Stored data entries:

※

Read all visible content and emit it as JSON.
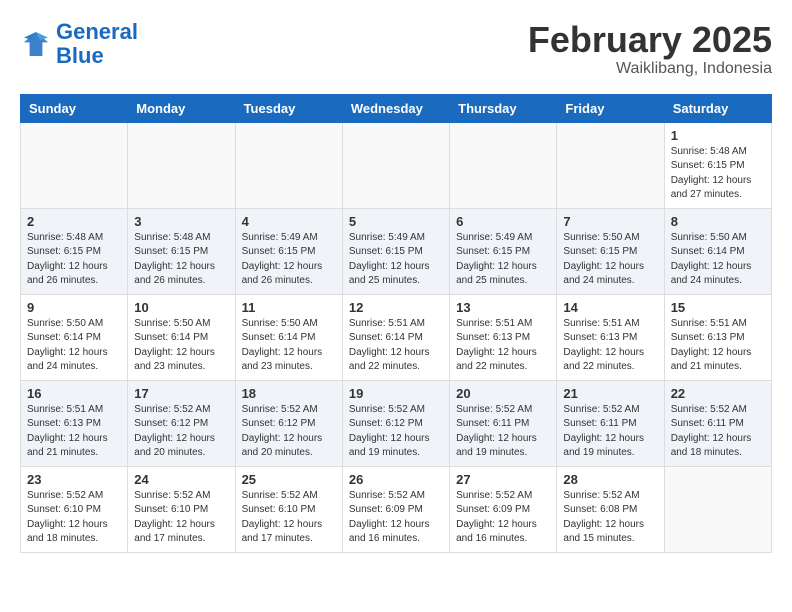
{
  "header": {
    "logo_line1": "General",
    "logo_line2": "Blue",
    "month": "February 2025",
    "location": "Waiklibang, Indonesia"
  },
  "weekdays": [
    "Sunday",
    "Monday",
    "Tuesday",
    "Wednesday",
    "Thursday",
    "Friday",
    "Saturday"
  ],
  "weeks": [
    [
      {
        "day": "",
        "info": ""
      },
      {
        "day": "",
        "info": ""
      },
      {
        "day": "",
        "info": ""
      },
      {
        "day": "",
        "info": ""
      },
      {
        "day": "",
        "info": ""
      },
      {
        "day": "",
        "info": ""
      },
      {
        "day": "1",
        "info": "Sunrise: 5:48 AM\nSunset: 6:15 PM\nDaylight: 12 hours\nand 27 minutes."
      }
    ],
    [
      {
        "day": "2",
        "info": "Sunrise: 5:48 AM\nSunset: 6:15 PM\nDaylight: 12 hours\nand 26 minutes."
      },
      {
        "day": "3",
        "info": "Sunrise: 5:48 AM\nSunset: 6:15 PM\nDaylight: 12 hours\nand 26 minutes."
      },
      {
        "day": "4",
        "info": "Sunrise: 5:49 AM\nSunset: 6:15 PM\nDaylight: 12 hours\nand 26 minutes."
      },
      {
        "day": "5",
        "info": "Sunrise: 5:49 AM\nSunset: 6:15 PM\nDaylight: 12 hours\nand 25 minutes."
      },
      {
        "day": "6",
        "info": "Sunrise: 5:49 AM\nSunset: 6:15 PM\nDaylight: 12 hours\nand 25 minutes."
      },
      {
        "day": "7",
        "info": "Sunrise: 5:50 AM\nSunset: 6:15 PM\nDaylight: 12 hours\nand 24 minutes."
      },
      {
        "day": "8",
        "info": "Sunrise: 5:50 AM\nSunset: 6:14 PM\nDaylight: 12 hours\nand 24 minutes."
      }
    ],
    [
      {
        "day": "9",
        "info": "Sunrise: 5:50 AM\nSunset: 6:14 PM\nDaylight: 12 hours\nand 24 minutes."
      },
      {
        "day": "10",
        "info": "Sunrise: 5:50 AM\nSunset: 6:14 PM\nDaylight: 12 hours\nand 23 minutes."
      },
      {
        "day": "11",
        "info": "Sunrise: 5:50 AM\nSunset: 6:14 PM\nDaylight: 12 hours\nand 23 minutes."
      },
      {
        "day": "12",
        "info": "Sunrise: 5:51 AM\nSunset: 6:14 PM\nDaylight: 12 hours\nand 22 minutes."
      },
      {
        "day": "13",
        "info": "Sunrise: 5:51 AM\nSunset: 6:13 PM\nDaylight: 12 hours\nand 22 minutes."
      },
      {
        "day": "14",
        "info": "Sunrise: 5:51 AM\nSunset: 6:13 PM\nDaylight: 12 hours\nand 22 minutes."
      },
      {
        "day": "15",
        "info": "Sunrise: 5:51 AM\nSunset: 6:13 PM\nDaylight: 12 hours\nand 21 minutes."
      }
    ],
    [
      {
        "day": "16",
        "info": "Sunrise: 5:51 AM\nSunset: 6:13 PM\nDaylight: 12 hours\nand 21 minutes."
      },
      {
        "day": "17",
        "info": "Sunrise: 5:52 AM\nSunset: 6:12 PM\nDaylight: 12 hours\nand 20 minutes."
      },
      {
        "day": "18",
        "info": "Sunrise: 5:52 AM\nSunset: 6:12 PM\nDaylight: 12 hours\nand 20 minutes."
      },
      {
        "day": "19",
        "info": "Sunrise: 5:52 AM\nSunset: 6:12 PM\nDaylight: 12 hours\nand 19 minutes."
      },
      {
        "day": "20",
        "info": "Sunrise: 5:52 AM\nSunset: 6:11 PM\nDaylight: 12 hours\nand 19 minutes."
      },
      {
        "day": "21",
        "info": "Sunrise: 5:52 AM\nSunset: 6:11 PM\nDaylight: 12 hours\nand 19 minutes."
      },
      {
        "day": "22",
        "info": "Sunrise: 5:52 AM\nSunset: 6:11 PM\nDaylight: 12 hours\nand 18 minutes."
      }
    ],
    [
      {
        "day": "23",
        "info": "Sunrise: 5:52 AM\nSunset: 6:10 PM\nDaylight: 12 hours\nand 18 minutes."
      },
      {
        "day": "24",
        "info": "Sunrise: 5:52 AM\nSunset: 6:10 PM\nDaylight: 12 hours\nand 17 minutes."
      },
      {
        "day": "25",
        "info": "Sunrise: 5:52 AM\nSunset: 6:10 PM\nDaylight: 12 hours\nand 17 minutes."
      },
      {
        "day": "26",
        "info": "Sunrise: 5:52 AM\nSunset: 6:09 PM\nDaylight: 12 hours\nand 16 minutes."
      },
      {
        "day": "27",
        "info": "Sunrise: 5:52 AM\nSunset: 6:09 PM\nDaylight: 12 hours\nand 16 minutes."
      },
      {
        "day": "28",
        "info": "Sunrise: 5:52 AM\nSunset: 6:08 PM\nDaylight: 12 hours\nand 15 minutes."
      },
      {
        "day": "",
        "info": ""
      }
    ]
  ]
}
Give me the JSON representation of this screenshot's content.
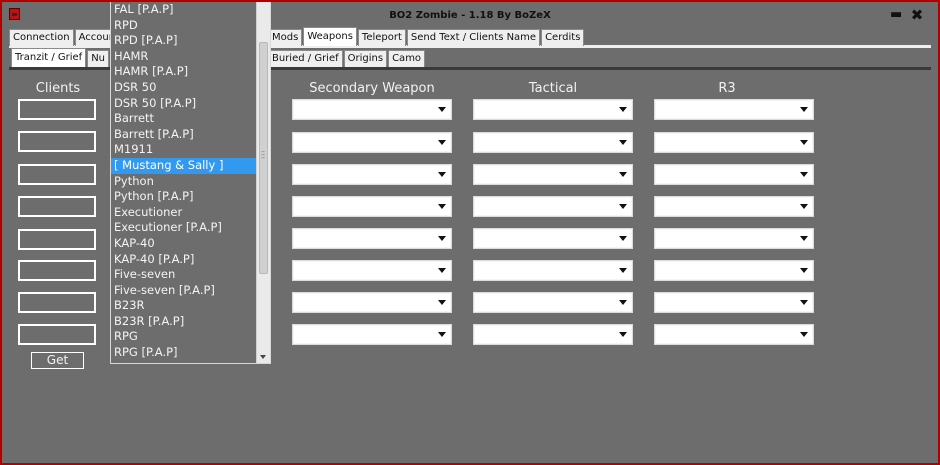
{
  "window": {
    "title": "BO2 Zombie - 1.18 By BoZeX",
    "minimize_label": "▬",
    "close_label": "✖",
    "border_color": "#b20000",
    "background_color": "#6d6d6d"
  },
  "main_tabs": [
    {
      "label": "Connection"
    },
    {
      "label": "Account"
    },
    {
      "label": "Mods"
    },
    {
      "label": "Weapons",
      "active": true
    },
    {
      "label": "Teleport"
    },
    {
      "label": "Send Text  / Clients Name"
    },
    {
      "label": "Cerdits"
    }
  ],
  "sub_tabs": [
    {
      "label": "Tranzit / Grief",
      "active": true
    },
    {
      "label": "Nu"
    },
    {
      "label": "Buried / Grief"
    },
    {
      "label": "Origins"
    },
    {
      "label": "Camo"
    }
  ],
  "columns": {
    "clients": "Clients",
    "secondary": "Secondary Weapon",
    "tactical": "Tactical",
    "r3": "R3"
  },
  "get_button": "Get",
  "dropdown": {
    "items": [
      "FAL [P.A.P]",
      "RPD",
      "RPD [P.A.P]",
      "HAMR",
      "HAMR [P.A.P]",
      "DSR 50",
      "DSR 50 [P.A.P]",
      "Barrett",
      "Barrett [P.A.P]",
      "M1911",
      "[ Mustang & Sally ]",
      "Python",
      "Python [P.A.P]",
      "Executioner",
      "Executioner [P.A.P]",
      "KAP-40",
      "KAP-40 [P.A.P]",
      "Five-seven",
      "Five-seven [P.A.P]",
      "B23R",
      "B23R [P.A.P]",
      "RPG",
      "RPG [P.A.P]"
    ],
    "selected": "[ Mustang & Sally ]",
    "selection_color": "#3399ee"
  }
}
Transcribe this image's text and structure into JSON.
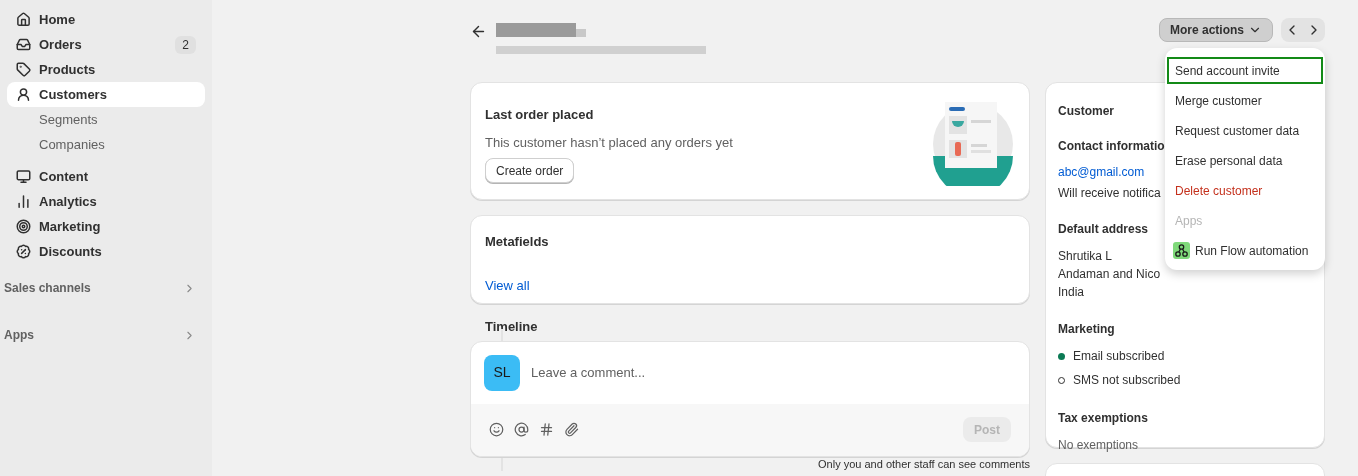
{
  "sidebar": {
    "items": [
      {
        "label": "Home",
        "selected": false
      },
      {
        "label": "Orders",
        "badge": "2",
        "selected": false
      },
      {
        "label": "Products",
        "selected": false
      },
      {
        "label": "Customers",
        "selected": true,
        "children": [
          {
            "label": "Segments",
            "selected": false
          },
          {
            "label": "Companies",
            "selected": false
          }
        ]
      },
      {
        "label": "Content",
        "selected": false
      },
      {
        "label": "Analytics",
        "selected": false
      },
      {
        "label": "Marketing",
        "selected": false
      },
      {
        "label": "Discounts",
        "selected": false
      }
    ],
    "sections": [
      {
        "label": "Sales channels"
      },
      {
        "label": "Apps"
      }
    ]
  },
  "header": {
    "more_actions": "More actions"
  },
  "menu": {
    "items": [
      {
        "kind": "action",
        "label": "Send account invite",
        "highlighted": true
      },
      {
        "kind": "action",
        "label": "Merge customer",
        "highlighted": false
      },
      {
        "kind": "action",
        "label": "Request customer data",
        "highlighted": false
      },
      {
        "kind": "action",
        "label": "Erase personal data",
        "highlighted": false
      },
      {
        "kind": "destructive",
        "label": "Delete customer",
        "highlighted": false
      },
      {
        "kind": "section",
        "label": "Apps",
        "highlighted": false
      },
      {
        "kind": "app",
        "label": "Run Flow automation",
        "highlighted": false
      }
    ]
  },
  "last_order": {
    "title": "Last order placed",
    "text": "This customer hasn’t placed any orders yet",
    "button": "Create order"
  },
  "metafields": {
    "title": "Metafields",
    "link": "View all"
  },
  "timeline": {
    "title": "Timeline",
    "avatar": "SL",
    "placeholder": "Leave a comment...",
    "post": "Post",
    "post_disabled": true,
    "note": "Only you and other staff can see comments"
  },
  "customer": {
    "title": "Customer",
    "contact_heading": "Contact informatio",
    "email": "abc@gmail.com",
    "notification": "Will receive notifica",
    "address_heading": "Default address",
    "address_lines": [
      "Shrutika L",
      "Andaman and Nico",
      "India"
    ],
    "marketing_heading": "Marketing",
    "marketing": [
      {
        "label": "Email subscribed",
        "subscribed": true
      },
      {
        "label": "SMS not subscribed",
        "subscribed": false
      }
    ],
    "tax_heading": "Tax exemptions",
    "tax": "No exemptions"
  }
}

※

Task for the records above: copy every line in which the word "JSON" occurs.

Read all visible content and emit it as JSON.
Give me the JSON representation of this screenshot's content.
Transcribe this image's text and structure into JSON.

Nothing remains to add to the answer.